Restate the records underneath, keeping each one exactly the same.

☆ ☆ ☆ ☆ ☆ ☆ ☆

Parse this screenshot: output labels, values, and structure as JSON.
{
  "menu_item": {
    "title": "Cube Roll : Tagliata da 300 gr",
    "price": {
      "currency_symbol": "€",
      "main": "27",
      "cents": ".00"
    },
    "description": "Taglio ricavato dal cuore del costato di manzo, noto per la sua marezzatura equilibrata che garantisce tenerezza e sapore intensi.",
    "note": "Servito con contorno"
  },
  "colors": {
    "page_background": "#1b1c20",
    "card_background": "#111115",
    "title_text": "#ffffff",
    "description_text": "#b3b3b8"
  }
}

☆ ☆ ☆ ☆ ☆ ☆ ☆

Result for this exercise:
Parse this screenshot: output labels, values, and structure as JSON.
{
  "menu_item": {
    "title": "Cube Roll : Tagliata da 300 gr",
    "price": {
      "currency_symbol": "€",
      "main": "27",
      "cents": ".00"
    },
    "description": "Taglio ricavato dal cuore del costato di manzo, noto per la sua marezzatura equilibrata che garantisce tenerezza e sapore intensi.",
    "note": "Servito con contorno"
  },
  "colors": {
    "page_background": "#1b1c20",
    "card_background": "#111115",
    "title_text": "#ffffff",
    "description_text": "#b3b3b8"
  }
}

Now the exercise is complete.